◆ **Directions for this task**: Determine how many lines below contain the word "calendar", then state only that figure.

◆ **Data in this exercise**:
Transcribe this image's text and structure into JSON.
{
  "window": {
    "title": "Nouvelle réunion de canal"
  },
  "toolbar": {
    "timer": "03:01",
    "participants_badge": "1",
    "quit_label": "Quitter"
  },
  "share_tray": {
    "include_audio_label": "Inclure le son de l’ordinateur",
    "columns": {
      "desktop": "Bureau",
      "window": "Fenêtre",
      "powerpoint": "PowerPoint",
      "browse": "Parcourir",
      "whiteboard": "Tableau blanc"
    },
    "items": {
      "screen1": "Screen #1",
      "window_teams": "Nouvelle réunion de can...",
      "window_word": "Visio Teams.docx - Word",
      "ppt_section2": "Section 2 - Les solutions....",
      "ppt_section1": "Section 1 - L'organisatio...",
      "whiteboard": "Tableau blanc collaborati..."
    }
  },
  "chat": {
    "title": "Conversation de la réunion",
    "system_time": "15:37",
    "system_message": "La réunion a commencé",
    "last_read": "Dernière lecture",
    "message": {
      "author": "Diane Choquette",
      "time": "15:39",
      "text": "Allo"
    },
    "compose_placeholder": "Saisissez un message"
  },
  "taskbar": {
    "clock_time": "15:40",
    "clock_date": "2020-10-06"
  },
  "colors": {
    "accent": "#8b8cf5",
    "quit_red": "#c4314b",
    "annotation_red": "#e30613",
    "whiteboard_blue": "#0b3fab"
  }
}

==

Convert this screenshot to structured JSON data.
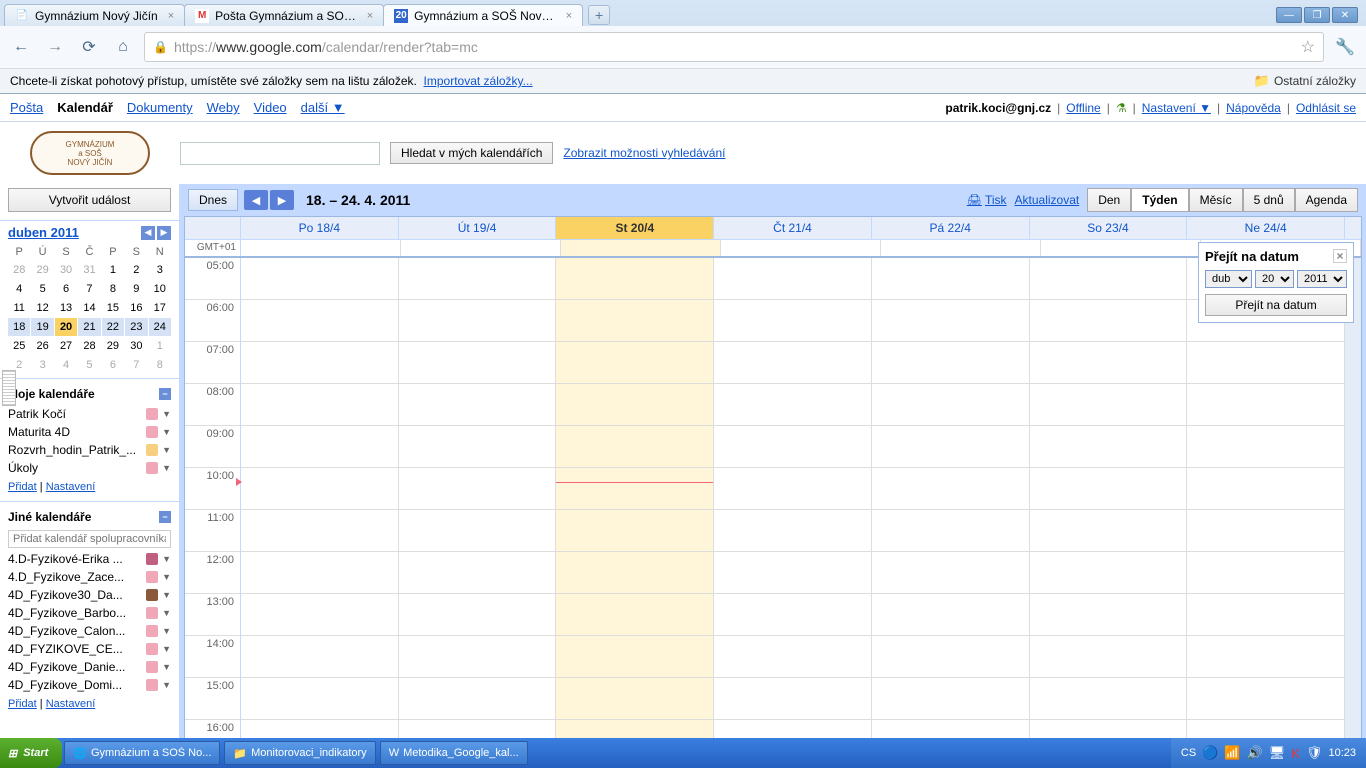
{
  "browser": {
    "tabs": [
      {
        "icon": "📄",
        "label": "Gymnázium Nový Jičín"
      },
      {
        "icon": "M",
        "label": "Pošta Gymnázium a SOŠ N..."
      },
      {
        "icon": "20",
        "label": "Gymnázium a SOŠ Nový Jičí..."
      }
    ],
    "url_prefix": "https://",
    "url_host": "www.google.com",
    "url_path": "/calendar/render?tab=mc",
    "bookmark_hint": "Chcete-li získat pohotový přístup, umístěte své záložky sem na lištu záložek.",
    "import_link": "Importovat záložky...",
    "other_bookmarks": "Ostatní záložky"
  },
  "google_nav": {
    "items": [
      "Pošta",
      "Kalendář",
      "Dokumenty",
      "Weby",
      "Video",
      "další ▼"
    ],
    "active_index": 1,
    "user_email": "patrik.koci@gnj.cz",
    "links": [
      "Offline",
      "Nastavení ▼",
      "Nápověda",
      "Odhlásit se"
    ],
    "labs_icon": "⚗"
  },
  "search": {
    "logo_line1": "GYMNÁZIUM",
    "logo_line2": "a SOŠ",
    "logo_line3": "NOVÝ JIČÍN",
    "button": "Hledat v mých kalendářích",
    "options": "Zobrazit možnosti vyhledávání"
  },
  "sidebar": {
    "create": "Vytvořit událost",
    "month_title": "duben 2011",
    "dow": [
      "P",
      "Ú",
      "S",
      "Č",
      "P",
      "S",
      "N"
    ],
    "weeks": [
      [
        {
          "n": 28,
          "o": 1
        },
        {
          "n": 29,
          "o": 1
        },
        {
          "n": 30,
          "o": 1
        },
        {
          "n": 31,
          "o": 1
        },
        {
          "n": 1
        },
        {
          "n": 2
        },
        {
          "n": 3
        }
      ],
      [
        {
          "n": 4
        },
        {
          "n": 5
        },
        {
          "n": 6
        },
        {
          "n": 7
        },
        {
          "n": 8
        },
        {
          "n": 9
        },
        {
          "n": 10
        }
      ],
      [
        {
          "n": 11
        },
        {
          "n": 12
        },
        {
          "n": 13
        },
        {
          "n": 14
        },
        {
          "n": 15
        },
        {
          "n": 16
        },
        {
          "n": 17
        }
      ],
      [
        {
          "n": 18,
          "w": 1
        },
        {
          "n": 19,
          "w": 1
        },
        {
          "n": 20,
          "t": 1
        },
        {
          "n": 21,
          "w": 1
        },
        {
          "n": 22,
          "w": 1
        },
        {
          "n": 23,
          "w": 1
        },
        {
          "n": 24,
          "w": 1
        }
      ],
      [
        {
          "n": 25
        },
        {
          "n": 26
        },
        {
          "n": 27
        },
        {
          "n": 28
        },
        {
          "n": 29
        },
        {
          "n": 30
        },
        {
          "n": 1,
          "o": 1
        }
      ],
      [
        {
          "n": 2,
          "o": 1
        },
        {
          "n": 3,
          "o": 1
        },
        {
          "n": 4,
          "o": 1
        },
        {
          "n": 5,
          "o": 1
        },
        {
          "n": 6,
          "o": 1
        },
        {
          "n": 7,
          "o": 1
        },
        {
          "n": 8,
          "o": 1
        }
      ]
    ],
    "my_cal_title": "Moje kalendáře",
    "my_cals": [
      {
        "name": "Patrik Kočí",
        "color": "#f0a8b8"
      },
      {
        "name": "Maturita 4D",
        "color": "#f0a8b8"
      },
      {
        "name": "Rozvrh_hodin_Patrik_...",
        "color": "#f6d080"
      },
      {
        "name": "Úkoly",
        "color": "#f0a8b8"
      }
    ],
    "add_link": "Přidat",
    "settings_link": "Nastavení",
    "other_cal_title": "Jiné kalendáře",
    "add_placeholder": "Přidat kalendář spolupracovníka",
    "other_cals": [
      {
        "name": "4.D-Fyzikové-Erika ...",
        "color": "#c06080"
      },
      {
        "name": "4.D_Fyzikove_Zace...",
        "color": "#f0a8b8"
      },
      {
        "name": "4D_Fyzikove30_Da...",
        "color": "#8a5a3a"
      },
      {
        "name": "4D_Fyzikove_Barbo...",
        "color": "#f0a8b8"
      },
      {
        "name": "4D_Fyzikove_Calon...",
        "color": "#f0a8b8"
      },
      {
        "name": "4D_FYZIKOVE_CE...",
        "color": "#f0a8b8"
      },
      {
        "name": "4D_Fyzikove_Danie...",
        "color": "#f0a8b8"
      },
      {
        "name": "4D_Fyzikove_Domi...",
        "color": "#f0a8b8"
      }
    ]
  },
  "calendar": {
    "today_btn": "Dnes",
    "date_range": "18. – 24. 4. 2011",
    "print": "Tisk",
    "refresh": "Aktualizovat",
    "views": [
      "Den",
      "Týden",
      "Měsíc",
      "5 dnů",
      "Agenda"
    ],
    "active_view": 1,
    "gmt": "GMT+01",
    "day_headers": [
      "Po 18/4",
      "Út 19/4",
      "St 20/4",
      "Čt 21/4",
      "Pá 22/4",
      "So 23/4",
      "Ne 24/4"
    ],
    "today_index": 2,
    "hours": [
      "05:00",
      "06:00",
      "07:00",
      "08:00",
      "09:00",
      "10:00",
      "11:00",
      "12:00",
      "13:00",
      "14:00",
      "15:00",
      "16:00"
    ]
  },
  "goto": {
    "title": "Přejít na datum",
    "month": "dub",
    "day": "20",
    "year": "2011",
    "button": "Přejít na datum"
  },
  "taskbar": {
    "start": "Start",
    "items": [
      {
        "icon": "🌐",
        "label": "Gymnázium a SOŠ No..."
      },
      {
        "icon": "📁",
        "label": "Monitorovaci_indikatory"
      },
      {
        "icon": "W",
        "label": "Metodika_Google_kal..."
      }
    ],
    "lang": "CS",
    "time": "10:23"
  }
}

◆ **The answer**: 2